Ramphele’s supporters are meanwhile encouraging other members to also resign. Machanik issued a statement from this faction on Friday.
It was sent out to “encourage likeminded members of the party to also resign and join us in a new civic initiative details of which will be announced in due course.”
Written by Yazeed Kamaldien
If deceased icon Nelson Mandela could see what South Africans were up to yesterday he would in all likelihood be smiling.
That’s what his long-time friend Archbishop Desmond Tutu said yesterday, after dedicating his 67 minutes to reading for children at the V&A Waterfront.
Sixty-seven is a symbolic amount of time that one can spend for a good cause on Mandela Day. The latter was marked by acts of kindness countrywide yesterday.
Tutu said: “Mandela is looking down and he’s seeing all of this and he’s smiling.”
Asked why he dedicated his time to read a book – about Mandela – to children, he said: “Mandela loved, loved children.”
Tutu and his daughter Rev. Mpho Tutu partnered with Breadline Africa yesterday to treat children from the Masande Educare Centre in Khayelitsha. Breadline handed over three containers to Ntombentsha Sobekwa who has run the educare in a shack since 2009.
“The containers will be helpful as the children will now be in a safe place,” said Sobekwa.
It was the first time that she met Tutu. She said he, like Mandela, “gave us hope during the Struggle that one day we will be free”.
Mayor Patricia de Lille served tea and cake to pensioners at Alexandra Cottages in Maitland. This home for the aged is run by the City of Cape Town and houses 21 residents. De Lille also donated walking sticks and wheelchairs to the elderly residents.
She said: “The elderly in our community is very important. Getting old can be very lonely. We should be looking after them all the time. I will come out again to greet them.”

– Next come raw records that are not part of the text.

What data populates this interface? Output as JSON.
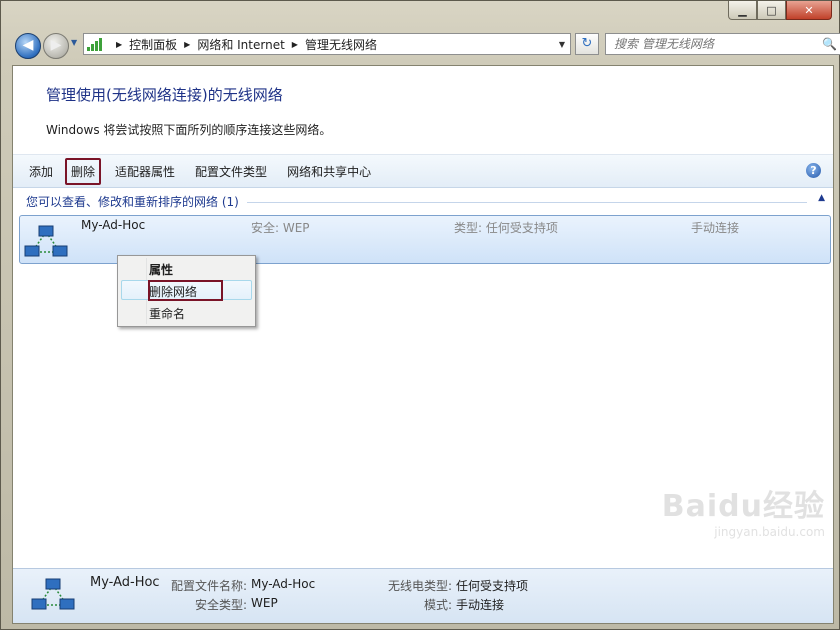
{
  "window": {
    "minimize": "▁",
    "maximize": "□",
    "close": "✕"
  },
  "navigation": {
    "back": "◀",
    "forward": "▶",
    "history": "▼"
  },
  "address_bar": {
    "crumbs": [
      "控制面板",
      "网络和 Internet",
      "管理无线网络"
    ],
    "separator": "▶",
    "dropdown": "▼",
    "refresh": "↻"
  },
  "search": {
    "placeholder": "搜索 管理无线网络",
    "icon": "🔍"
  },
  "page": {
    "title": "管理使用(无线网络连接)的无线网络",
    "description": "Windows 将尝试按照下面所列的顺序连接这些网络。"
  },
  "toolbar": {
    "items": [
      "添加",
      "删除",
      "适配器属性",
      "配置文件类型",
      "网络和共享中心"
    ],
    "help": "?"
  },
  "group": {
    "header": "您可以查看、修改和重新排序的网络 (1)",
    "collapse": "▲"
  },
  "network": {
    "name": "My-Ad-Hoc",
    "security": "安全: WEP",
    "type": "类型: 任何受支持项",
    "mode": "手动连接"
  },
  "context_menu": {
    "items": [
      "属性",
      "删除网络",
      "重命名"
    ]
  },
  "details": {
    "name": "My-Ad-Hoc",
    "profile_label": "配置文件名称:",
    "profile_value": "My-Ad-Hoc",
    "security_label": "安全类型:",
    "security_value": "WEP",
    "radio_label": "无线电类型:",
    "radio_value": "任何受支持项",
    "mode_label": "模式:",
    "mode_value": "手动连接"
  },
  "watermark": {
    "text": "Baidu经验",
    "url": "jingyan.baidu.com"
  },
  "colors": {
    "accent": "#1e3287",
    "highlight_box": "#7a1428",
    "selection_row": "#cfe2f8"
  }
}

“It was nice for me to serve them and make tea and coffee for them. It’s a way to say thank you for the beautiful country they built for us.”
Resident Elsie Dilma, 86, has lived at Alexandra for years and said she needed the wheelchair. She has lived at Alexandra for 22 years. It was the first time that they celebrated Mandela Day.

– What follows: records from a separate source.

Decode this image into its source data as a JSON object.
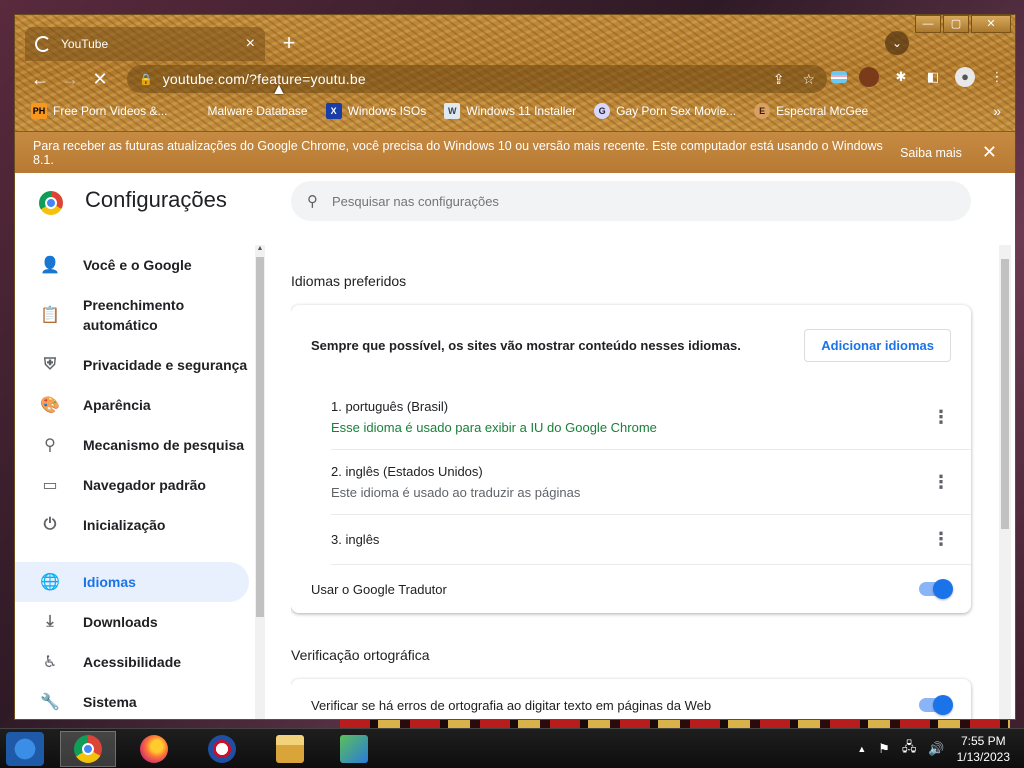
{
  "tab": {
    "title": "YouTube",
    "close": "×",
    "new_tab": "+",
    "search": "⌄"
  },
  "window_controls": {
    "minimize": "—",
    "maximize": "▢",
    "close": "✕"
  },
  "toolbar": {
    "back": "←",
    "forward": "→",
    "reload": "✕",
    "url": "youtube.com/?feature=youtu.be",
    "lock": "🔒",
    "share": "⇪",
    "star": "☆"
  },
  "bookmarks": [
    {
      "icon": "PH",
      "label": "Free Porn Videos &..."
    },
    {
      "icon": "",
      "label": "Malware Database"
    },
    {
      "icon": "X",
      "label": "Windows ISOs"
    },
    {
      "icon": "W",
      "label": "Windows 11 Installer"
    },
    {
      "icon": "G",
      "label": "Gay Porn Sex Movie..."
    },
    {
      "icon": "E",
      "label": "Espectral McGee"
    }
  ],
  "bookmarks_more": "»",
  "infobar": {
    "message": "Para receber as futuras atualizações do Google Chrome, você precisa do Windows 10 ou versão mais recente. Este computador está usando o Windows 8.1.",
    "link": "Saiba mais",
    "close": "✕"
  },
  "settings": {
    "title": "Configurações",
    "search_placeholder": "Pesquisar nas configurações"
  },
  "sidebar": {
    "items": [
      {
        "label": "Você e o Google",
        "icon": "person-icon"
      },
      {
        "label": "Preenchimento automático",
        "icon": "clipboard-icon"
      },
      {
        "label": "Privacidade e segurança",
        "icon": "shield-icon"
      },
      {
        "label": "Aparência",
        "icon": "palette-icon"
      },
      {
        "label": "Mecanismo de pesquisa",
        "icon": "search-icon"
      },
      {
        "label": "Navegador padrão",
        "icon": "browser-icon"
      },
      {
        "label": "Inicialização",
        "icon": "power-icon"
      },
      {
        "label": "Idiomas",
        "icon": "globe-icon"
      },
      {
        "label": "Downloads",
        "icon": "download-icon"
      },
      {
        "label": "Acessibilidade",
        "icon": "accessibility-icon"
      },
      {
        "label": "Sistema",
        "icon": "wrench-icon"
      }
    ],
    "active_index": 7
  },
  "languages": {
    "section_title": "Idiomas preferidos",
    "description": "Sempre que possível, os sites vão mostrar conteúdo nesses idiomas.",
    "add_button": "Adicionar idiomas",
    "items": [
      {
        "name": "1. português (Brasil)",
        "sub": "Esse idioma é usado para exibir a IU do Google Chrome"
      },
      {
        "name": "2. inglês (Estados Unidos)",
        "sub": "Este idioma é usado ao traduzir as páginas"
      },
      {
        "name": "3. inglês",
        "sub": ""
      }
    ],
    "kebab": "⋮",
    "translate_label": "Usar o Google Tradutor",
    "translate_on": true
  },
  "spellcheck": {
    "section_title": "Verificação ortográfica",
    "label": "Verificar se há erros de ortografia ao digitar texto em páginas da Web",
    "on": true
  },
  "taskbar": {
    "time": "7:55 PM",
    "date": "1/13/2023",
    "tray_expand": "▲",
    "flag": "⚑",
    "network": "🖧",
    "volume": "🔊"
  },
  "colors": {
    "accent": "#1a73e8",
    "frame": "#b37a2c",
    "active_bg": "#e8f0fe",
    "green_text": "#188038"
  }
}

“Today was very nice. We appreciate it. There are many people who don’t have the privilege that was have,” she said.
Feeding the city’s less-privileged folk was among the popular Mandela Day initiatives yesterday. Athlone-based non-profit Mustadafin Foundation partnered with Pick n Pay to cook stew and rice for 6007 people in various Cape Flats areas and townships.
Volunteers spent the morning chopping vegetables and by midday pots of food were nearly done.

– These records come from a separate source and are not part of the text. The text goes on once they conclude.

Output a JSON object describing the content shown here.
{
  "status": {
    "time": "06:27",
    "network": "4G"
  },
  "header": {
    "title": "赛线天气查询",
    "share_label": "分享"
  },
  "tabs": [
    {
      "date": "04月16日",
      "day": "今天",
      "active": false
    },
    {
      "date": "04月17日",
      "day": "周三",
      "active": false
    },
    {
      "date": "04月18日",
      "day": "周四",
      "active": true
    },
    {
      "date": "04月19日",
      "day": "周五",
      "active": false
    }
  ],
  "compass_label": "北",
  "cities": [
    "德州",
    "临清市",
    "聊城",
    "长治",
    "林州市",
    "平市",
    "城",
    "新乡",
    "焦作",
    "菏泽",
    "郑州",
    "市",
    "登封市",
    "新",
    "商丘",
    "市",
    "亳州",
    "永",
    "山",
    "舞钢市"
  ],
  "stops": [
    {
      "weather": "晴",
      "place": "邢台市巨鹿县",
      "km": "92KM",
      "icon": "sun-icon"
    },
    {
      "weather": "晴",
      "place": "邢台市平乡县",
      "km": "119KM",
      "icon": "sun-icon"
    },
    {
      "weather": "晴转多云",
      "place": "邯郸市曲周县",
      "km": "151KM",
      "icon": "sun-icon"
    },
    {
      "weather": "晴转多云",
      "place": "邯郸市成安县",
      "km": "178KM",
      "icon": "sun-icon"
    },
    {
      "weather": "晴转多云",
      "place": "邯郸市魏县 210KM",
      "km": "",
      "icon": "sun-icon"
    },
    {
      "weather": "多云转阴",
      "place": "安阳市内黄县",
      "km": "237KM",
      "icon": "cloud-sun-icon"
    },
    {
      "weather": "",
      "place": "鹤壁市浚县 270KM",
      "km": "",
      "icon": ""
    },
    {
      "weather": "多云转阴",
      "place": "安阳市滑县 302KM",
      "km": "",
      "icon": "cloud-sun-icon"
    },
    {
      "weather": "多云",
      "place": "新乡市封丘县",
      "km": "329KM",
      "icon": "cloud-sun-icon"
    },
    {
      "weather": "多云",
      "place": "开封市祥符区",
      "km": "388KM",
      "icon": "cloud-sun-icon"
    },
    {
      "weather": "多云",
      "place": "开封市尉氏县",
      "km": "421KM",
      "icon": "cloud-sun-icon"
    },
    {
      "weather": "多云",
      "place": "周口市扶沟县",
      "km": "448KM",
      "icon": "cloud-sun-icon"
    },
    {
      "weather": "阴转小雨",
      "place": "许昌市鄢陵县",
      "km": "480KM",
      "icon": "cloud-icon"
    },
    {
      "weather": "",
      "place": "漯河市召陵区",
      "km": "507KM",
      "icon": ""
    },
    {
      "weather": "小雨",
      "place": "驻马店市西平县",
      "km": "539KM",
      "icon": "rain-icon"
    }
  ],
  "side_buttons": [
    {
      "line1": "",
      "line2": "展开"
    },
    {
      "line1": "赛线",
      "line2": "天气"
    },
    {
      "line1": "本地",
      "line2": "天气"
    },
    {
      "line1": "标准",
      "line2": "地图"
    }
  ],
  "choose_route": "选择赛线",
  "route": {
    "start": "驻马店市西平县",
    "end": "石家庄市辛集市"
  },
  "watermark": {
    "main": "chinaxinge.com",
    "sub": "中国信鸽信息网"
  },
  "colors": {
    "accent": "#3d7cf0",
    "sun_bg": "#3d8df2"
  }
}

Ebrahim Smith, disaster coordinator for Mustadafin, said they “have the same objectives of Madiba so we want to continue his legacy”.
“We don’t want anybody to go to sleep hungry because that is an oppression,” said Smith.
In Khayelitsha, Christina Kaba received groceries that listeners of local radio station KFM donated yesterday morning. Kaba runs a vegetable garden and soup kitchen that feeds children and ill persons.
Kaba cried when KFM presenters started unpacking food in her kitchen to be distributed to locals in need.
“They make me cry. I always do all of this on my own and try to help people. But today I see there’s a hand that can help. Mandela said people should stand together to build our country. That’s what I’m trying to do,” she said.
John Jeffery, deputy minister for justice and constitutional development, meanwhile painted pink the holding cell for women at the Caledon Square police station on Buitenkant Street.
Jeffery said staffers in the department’s Western Cape office also cleaned local courtrooms.
“It’s important to show leadership, to show people in the department that one is also prepared to work,” he said.
Knitting meanwhile kept Nthabiseng Ntsondwa busy at the Mandela Rhodes hotel on Wale Street. She and other volunteers knitted parts of blankets for the Little Fighters Cancer Trust. The latter assists children with cancer and their families.
Ntsondwa said: “Mandela brought people together. As much as South Africa is a Rainbow Nation, we have many cracks. The fact that we can come together is great way of healing.”